#### 1... a giant and a dwarf

A giant and a dwarf are tugging of war. The rope is reeled around a tree. The rope and the tree are absolutely unbreakable.

The bad giant is exactly 666 times stronger than the dwarf. How many times must the rope be reeled around the tree if we don't want the giant to win? Estimate the coefficient of friction.

#### 2... Viennese waltz

Estimate the total kinetic energy of a pair dancing Viennese waltz.

#### 3... an icicle

Describe the shape of an icicle growing from a rotating wheel of a ski-lift. The angle between the wheel and the horizontal plane is denoted $\alpha$, angular velocity of the wheel is $\omega $ and the icicle starts growing at a distance $r$ from the the axis.

#### 4... accuracy of GPS

The Global Positioning System (GPS) is based on a rather simple principle. Satellites on 12-hour orbits emit perfectly synchronized signals then detected by a receiver.

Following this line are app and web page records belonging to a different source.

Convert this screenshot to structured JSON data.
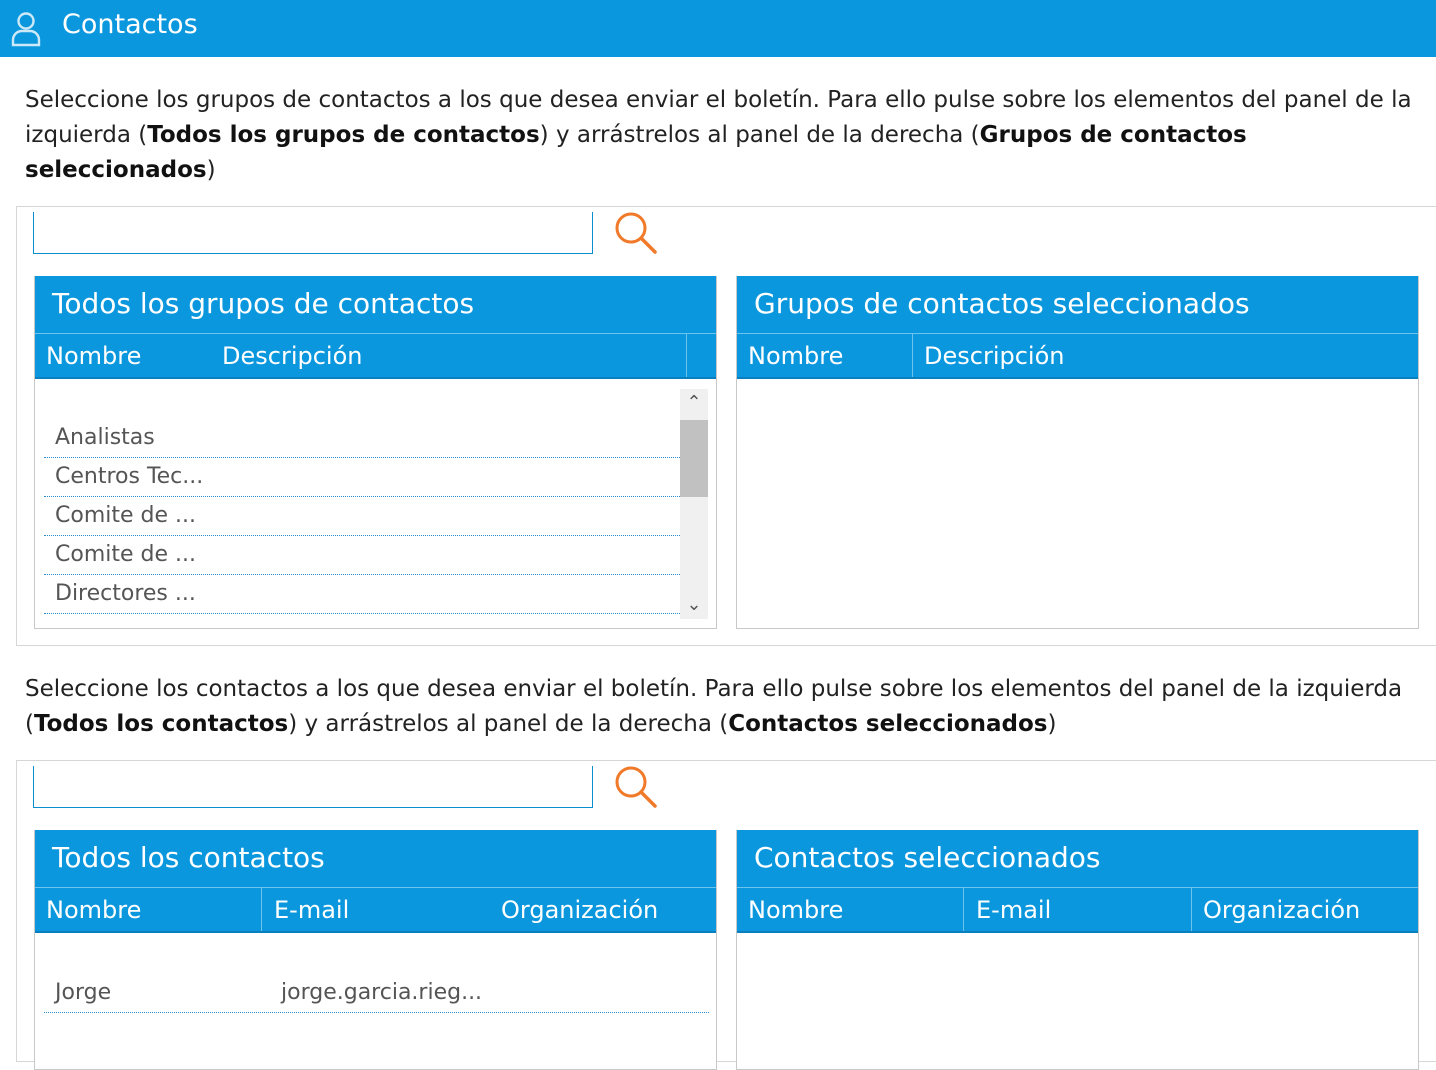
{
  "header": {
    "title": "Contactos",
    "icon": "user-icon"
  },
  "groups_section": {
    "intro_parts": [
      {
        "t": "Seleccione los grupos de contactos a los que desea enviar el boletín. Para ello pulse sobre los elementos del panel de la izquierda (",
        "b": false
      },
      {
        "t": "Todos los grupos de contactos",
        "b": true
      },
      {
        "t": ") y arrástrelos al panel de la derecha (",
        "b": false
      },
      {
        "t": "Grupos de contactos seleccionados",
        "b": true
      },
      {
        "t": ")",
        "b": false
      }
    ],
    "search": {
      "value": "",
      "placeholder": ""
    },
    "left_panel": {
      "title": "Todos los grupos de contactos",
      "columns": [
        "Nombre",
        "Descripción"
      ],
      "rows": [
        {
          "name": "Analistas",
          "description": ""
        },
        {
          "name": "Centros Tec...",
          "description": ""
        },
        {
          "name": "Comite de ...",
          "description": ""
        },
        {
          "name": "Comite de ...",
          "description": ""
        },
        {
          "name": "Directores ...",
          "description": ""
        }
      ]
    },
    "right_panel": {
      "title": "Grupos de contactos seleccionados",
      "columns": [
        "Nombre",
        "Descripción"
      ],
      "rows": []
    }
  },
  "contacts_section": {
    "intro_parts": [
      {
        "t": "Seleccione los contactos a los que desea enviar el boletín. Para ello pulse sobre los elementos del panel de la izquierda (",
        "b": false
      },
      {
        "t": "Todos los contactos",
        "b": true
      },
      {
        "t": ") y arrástrelos al panel de la derecha (",
        "b": false
      },
      {
        "t": "Contactos seleccionados",
        "b": true
      },
      {
        "t": ")",
        "b": false
      }
    ],
    "search": {
      "value": "",
      "placeholder": ""
    },
    "left_panel": {
      "title": "Todos los contactos",
      "columns": [
        "Nombre",
        "E-mail",
        "Organización"
      ],
      "rows": [
        {
          "name": "Jorge",
          "email": "jorge.garcia.rieg...",
          "organization": ""
        }
      ]
    },
    "right_panel": {
      "title": "Contactos seleccionados",
      "columns": [
        "Nombre",
        "E-mail",
        "Organización"
      ],
      "rows": []
    }
  },
  "colors": {
    "primary": "#0a97de",
    "search_icon": "#f07a2a"
  }
}
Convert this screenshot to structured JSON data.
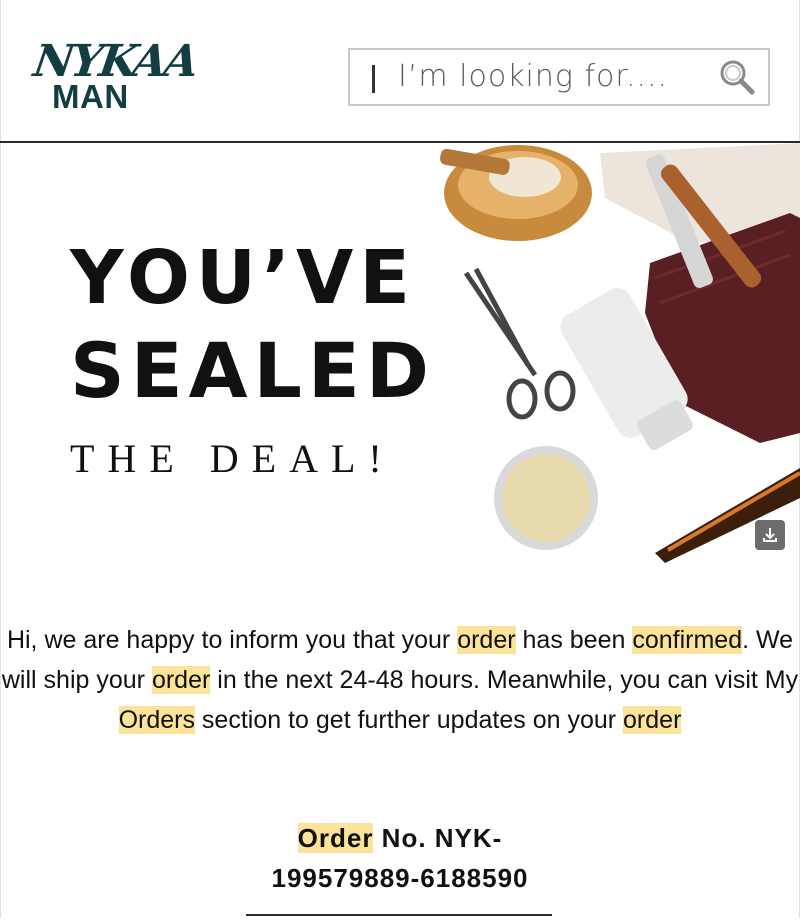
{
  "header": {
    "logo_brand": "NYKAA",
    "logo_sub": "MAN",
    "search_placeholder": "I’m looking for...."
  },
  "hero": {
    "line1": "YOU’VE",
    "line2": "SEALED",
    "line3": "THE DEAL!"
  },
  "message": {
    "p1": "Hi, we are happy to inform you that your ",
    "h1": "order",
    "p2": " has been ",
    "h2": "confirmed",
    "p3": ". We will ship your ",
    "h3": "order",
    "p4": " in the next 24-48 hours. Meanwhile, you can visit My ",
    "h4": "Orders",
    "p5": " section to get further updates on your ",
    "h5": "order"
  },
  "order": {
    "label": "Order",
    "text1": " No. NYK-",
    "number": "199579889-6188590"
  },
  "colors": {
    "brand": "#123d43",
    "highlight": "#fbe49a",
    "towel": "#5a1f22"
  }
}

The receiver cannot carry perfect clock and therefore can detect only differences of distances to the satellites (i.e. it cannot measure the distance, but only the difference between two distances). Four satellites are enough to calculate the position.

Explain, why is the accuracy of GPS significantly better in the horizontal direction than in the vertical direction.

#### P... magnets

Round up two magnets and a thin iron plate. Place the magnets against each other, put the plate between them and check the attracting force. Than turn one of the magnets and repeat the experiment. Also check the attractive and repulsive forces with the plate removed.

You will probably find something strange about the experiments. Describe the behaviour of the magnets and explain it.

#### E... reflexivity

Measure the coefficient of reflexivity of aluminium foil in the visible light. Suggest an appropriate method. Do not forget to describe the side of the foil you measure.

Instructions for Experimental Tasks#### S... rychlejší než světlo?

In this problem we analyse and interpret measurements made in 1994 on radio wave emition from a source consisting multiple bodies within our galaxy. The distance to the central celestial body from Earth is estimated to be $R = 3,86.10^{20}$ m. The angular velocities of two objects ejected from the centre in opposite directions were measuredyo be: $\omega _{1} = 9,73.10^{-13} rad.s^{-1}$ and $\omega _{2} = 4,42.10^{-13} rad.s^{-1}$. We calculate the transverse velocities: $v_{1} = R\omega _{1} =3,76.10^{8} m.s^{-1}$ and $v_{2} = R\omega _{2} = 1,71.10^{8} m.s^{-1}$. The first object is faster than light! How is it possible?

Let's consider an object moving with velocity $v$. The angle between the velocity vector and the direction to the observer is $\varphi$. The distance to the observer is denoted $R$. Calculate the angular velocity as seen by the observer. Can $Rω$ be greater than the speed of light? Using your results calculate the real velocities of the two objects. Assume that the velocities are equal.